SUPPLIED MATERIAL:
──────────────────────────────

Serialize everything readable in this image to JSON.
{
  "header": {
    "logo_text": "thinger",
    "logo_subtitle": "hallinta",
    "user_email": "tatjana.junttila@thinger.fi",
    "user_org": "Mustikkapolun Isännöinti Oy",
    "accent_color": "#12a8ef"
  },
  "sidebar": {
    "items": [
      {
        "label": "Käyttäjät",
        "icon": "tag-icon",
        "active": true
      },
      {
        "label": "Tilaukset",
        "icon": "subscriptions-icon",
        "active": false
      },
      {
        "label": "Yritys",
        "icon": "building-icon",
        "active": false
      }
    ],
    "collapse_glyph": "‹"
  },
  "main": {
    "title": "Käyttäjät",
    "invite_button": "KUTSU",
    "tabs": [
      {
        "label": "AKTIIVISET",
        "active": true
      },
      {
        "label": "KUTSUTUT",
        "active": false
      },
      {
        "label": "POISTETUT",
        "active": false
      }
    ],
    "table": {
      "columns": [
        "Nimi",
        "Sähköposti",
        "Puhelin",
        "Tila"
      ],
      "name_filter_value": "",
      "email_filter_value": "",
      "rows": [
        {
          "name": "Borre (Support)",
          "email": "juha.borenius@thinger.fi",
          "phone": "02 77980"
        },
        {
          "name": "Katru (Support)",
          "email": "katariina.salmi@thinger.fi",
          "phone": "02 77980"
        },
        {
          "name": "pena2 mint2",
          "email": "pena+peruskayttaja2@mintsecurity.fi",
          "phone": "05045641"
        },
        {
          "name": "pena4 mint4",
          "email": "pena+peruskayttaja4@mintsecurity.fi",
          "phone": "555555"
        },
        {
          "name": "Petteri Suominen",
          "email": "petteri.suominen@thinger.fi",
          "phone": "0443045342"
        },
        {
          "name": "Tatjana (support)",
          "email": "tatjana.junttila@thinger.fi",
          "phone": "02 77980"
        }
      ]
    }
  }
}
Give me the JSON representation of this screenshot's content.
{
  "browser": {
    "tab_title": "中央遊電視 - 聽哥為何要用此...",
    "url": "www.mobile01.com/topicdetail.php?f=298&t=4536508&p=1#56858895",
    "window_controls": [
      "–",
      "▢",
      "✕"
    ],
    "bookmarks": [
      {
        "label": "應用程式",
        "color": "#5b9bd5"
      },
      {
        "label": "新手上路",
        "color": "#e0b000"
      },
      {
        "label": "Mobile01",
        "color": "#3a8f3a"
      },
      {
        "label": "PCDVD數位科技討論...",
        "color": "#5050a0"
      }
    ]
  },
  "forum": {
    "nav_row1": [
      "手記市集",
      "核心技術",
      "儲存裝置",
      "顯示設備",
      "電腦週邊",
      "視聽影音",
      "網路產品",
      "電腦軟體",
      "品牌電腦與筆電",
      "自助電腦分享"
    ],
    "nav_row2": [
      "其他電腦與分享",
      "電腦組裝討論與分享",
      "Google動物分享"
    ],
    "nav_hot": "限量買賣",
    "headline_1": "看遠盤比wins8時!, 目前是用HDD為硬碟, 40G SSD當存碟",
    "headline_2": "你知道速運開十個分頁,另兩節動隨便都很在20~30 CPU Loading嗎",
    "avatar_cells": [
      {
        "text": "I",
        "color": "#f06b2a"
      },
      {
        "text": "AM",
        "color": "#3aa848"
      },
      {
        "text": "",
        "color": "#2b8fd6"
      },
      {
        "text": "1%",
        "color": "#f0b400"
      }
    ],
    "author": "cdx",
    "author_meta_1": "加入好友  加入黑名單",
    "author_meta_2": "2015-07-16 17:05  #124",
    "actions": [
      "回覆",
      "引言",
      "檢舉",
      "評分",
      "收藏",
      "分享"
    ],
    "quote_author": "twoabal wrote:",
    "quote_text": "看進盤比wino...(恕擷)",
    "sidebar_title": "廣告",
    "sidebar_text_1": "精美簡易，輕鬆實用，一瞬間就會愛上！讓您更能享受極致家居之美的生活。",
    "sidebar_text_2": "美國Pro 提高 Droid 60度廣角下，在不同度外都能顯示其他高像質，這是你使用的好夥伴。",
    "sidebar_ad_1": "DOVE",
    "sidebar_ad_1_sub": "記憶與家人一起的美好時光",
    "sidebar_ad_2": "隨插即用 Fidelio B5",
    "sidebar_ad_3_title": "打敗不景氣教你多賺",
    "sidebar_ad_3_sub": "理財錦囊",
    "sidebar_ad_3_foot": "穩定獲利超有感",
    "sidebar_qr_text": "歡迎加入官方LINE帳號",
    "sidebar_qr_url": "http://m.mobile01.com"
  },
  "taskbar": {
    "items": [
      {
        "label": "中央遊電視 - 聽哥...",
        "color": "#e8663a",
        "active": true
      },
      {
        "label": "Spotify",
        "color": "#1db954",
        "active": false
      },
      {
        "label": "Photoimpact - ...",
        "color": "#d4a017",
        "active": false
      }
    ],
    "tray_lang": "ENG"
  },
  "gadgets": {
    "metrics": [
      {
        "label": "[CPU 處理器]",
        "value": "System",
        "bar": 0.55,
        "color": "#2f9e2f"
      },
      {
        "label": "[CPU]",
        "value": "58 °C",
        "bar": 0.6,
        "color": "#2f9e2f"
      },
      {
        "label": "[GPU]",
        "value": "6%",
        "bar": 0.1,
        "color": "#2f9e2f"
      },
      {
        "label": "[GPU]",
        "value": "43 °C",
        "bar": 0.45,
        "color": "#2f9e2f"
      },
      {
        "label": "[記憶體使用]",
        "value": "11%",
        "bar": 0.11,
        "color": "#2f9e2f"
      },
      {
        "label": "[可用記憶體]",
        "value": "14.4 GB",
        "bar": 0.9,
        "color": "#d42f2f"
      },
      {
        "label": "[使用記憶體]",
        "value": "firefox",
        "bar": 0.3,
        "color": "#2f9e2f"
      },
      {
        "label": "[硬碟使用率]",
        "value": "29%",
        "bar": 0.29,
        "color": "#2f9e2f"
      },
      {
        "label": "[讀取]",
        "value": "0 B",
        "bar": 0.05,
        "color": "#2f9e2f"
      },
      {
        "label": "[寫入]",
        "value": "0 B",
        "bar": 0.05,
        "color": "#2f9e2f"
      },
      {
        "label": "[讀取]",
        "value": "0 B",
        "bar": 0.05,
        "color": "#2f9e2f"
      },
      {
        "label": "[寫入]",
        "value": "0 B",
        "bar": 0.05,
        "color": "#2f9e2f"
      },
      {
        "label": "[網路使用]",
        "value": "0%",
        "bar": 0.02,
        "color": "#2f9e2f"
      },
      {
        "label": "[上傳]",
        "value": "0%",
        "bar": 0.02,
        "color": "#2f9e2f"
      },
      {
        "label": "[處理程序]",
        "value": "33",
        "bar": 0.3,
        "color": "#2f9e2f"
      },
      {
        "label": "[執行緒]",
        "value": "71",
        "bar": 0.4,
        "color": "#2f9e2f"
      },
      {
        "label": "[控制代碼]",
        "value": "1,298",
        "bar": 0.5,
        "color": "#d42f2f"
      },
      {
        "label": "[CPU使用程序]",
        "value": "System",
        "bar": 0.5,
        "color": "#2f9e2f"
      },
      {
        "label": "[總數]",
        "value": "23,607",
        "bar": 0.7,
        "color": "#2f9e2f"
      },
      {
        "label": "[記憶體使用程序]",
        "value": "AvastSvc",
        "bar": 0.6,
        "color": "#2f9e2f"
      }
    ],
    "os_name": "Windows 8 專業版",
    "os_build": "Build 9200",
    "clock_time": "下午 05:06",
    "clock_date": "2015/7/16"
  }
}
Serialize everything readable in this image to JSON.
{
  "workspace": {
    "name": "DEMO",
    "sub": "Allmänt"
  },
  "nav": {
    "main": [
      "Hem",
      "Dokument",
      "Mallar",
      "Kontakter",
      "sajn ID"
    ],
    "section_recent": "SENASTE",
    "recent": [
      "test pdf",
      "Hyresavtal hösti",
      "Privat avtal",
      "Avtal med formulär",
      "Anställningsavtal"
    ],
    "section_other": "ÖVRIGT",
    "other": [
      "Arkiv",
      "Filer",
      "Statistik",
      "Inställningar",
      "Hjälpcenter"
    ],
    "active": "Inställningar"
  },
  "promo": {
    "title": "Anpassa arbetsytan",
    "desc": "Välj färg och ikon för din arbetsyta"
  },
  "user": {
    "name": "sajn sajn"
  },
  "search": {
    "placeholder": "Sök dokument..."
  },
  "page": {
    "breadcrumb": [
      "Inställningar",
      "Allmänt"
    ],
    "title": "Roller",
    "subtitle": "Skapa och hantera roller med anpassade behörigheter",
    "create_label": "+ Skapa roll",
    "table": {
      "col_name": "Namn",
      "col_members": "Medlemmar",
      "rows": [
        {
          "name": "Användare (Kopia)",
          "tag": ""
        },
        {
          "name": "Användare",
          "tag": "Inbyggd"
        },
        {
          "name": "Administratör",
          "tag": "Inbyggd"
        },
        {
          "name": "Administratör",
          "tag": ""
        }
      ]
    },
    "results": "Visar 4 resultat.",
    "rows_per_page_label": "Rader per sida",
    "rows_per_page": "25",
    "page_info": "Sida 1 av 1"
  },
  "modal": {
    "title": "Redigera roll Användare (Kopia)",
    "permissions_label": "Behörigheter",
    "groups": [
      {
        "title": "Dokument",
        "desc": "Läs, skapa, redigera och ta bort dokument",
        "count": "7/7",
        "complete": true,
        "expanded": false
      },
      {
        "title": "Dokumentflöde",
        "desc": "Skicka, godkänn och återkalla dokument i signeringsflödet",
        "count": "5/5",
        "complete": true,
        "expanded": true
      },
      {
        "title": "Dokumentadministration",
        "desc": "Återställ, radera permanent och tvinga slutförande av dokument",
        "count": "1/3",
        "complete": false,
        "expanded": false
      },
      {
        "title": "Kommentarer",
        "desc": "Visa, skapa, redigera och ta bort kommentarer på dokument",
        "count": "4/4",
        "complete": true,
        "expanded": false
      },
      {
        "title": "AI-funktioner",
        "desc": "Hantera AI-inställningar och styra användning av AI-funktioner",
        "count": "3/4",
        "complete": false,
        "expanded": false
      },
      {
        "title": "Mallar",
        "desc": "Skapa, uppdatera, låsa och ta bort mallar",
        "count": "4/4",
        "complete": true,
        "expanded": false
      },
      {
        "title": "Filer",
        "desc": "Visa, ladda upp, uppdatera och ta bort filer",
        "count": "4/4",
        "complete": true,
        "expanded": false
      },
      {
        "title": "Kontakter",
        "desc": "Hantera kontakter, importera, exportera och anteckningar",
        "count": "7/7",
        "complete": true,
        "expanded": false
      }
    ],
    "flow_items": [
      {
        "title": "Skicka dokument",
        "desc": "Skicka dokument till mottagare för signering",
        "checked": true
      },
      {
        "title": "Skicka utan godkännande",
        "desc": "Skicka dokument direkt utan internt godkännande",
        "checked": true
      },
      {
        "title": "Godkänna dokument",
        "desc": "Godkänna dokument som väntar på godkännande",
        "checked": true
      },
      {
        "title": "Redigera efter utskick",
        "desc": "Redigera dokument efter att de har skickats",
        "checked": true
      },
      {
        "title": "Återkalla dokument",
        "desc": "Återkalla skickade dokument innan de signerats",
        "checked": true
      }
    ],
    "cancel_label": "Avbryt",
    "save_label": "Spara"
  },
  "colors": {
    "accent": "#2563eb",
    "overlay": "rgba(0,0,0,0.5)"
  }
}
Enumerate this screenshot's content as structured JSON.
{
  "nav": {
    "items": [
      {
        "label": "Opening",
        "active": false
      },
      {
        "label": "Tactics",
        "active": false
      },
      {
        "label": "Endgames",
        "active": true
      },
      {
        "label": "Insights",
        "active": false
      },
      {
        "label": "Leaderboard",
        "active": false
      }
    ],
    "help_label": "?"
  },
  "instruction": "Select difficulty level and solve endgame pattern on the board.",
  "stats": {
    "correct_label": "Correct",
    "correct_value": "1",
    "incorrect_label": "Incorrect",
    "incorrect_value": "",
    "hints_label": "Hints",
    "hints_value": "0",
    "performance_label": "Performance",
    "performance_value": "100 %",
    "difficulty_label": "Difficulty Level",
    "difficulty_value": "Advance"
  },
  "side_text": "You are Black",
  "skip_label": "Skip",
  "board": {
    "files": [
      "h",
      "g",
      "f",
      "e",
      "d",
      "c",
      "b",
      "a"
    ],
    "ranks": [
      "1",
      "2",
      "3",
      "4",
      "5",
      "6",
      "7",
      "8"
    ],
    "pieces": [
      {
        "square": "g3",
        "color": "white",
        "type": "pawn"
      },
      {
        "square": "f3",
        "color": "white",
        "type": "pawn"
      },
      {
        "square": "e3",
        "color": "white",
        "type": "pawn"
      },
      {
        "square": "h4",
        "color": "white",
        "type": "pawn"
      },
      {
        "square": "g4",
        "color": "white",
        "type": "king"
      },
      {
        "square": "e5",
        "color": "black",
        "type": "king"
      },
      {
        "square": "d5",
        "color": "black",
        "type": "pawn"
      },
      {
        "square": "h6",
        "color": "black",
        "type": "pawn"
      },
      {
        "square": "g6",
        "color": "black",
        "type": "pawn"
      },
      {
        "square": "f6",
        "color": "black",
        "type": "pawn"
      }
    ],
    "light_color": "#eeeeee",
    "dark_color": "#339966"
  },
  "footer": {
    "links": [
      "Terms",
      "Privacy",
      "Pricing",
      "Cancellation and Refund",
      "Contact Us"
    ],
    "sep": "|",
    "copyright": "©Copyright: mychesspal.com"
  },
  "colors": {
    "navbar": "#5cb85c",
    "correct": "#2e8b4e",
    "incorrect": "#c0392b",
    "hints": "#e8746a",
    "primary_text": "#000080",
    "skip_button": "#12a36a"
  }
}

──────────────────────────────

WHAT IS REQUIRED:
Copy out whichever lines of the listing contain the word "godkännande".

EXERCISE ANSWER:
        "title": "Skicka utan godkännande",
        "desc": "Skicka dokument direkt utan internt godkännande",
        "desc": "Godkänna dokument som väntar på godkännande",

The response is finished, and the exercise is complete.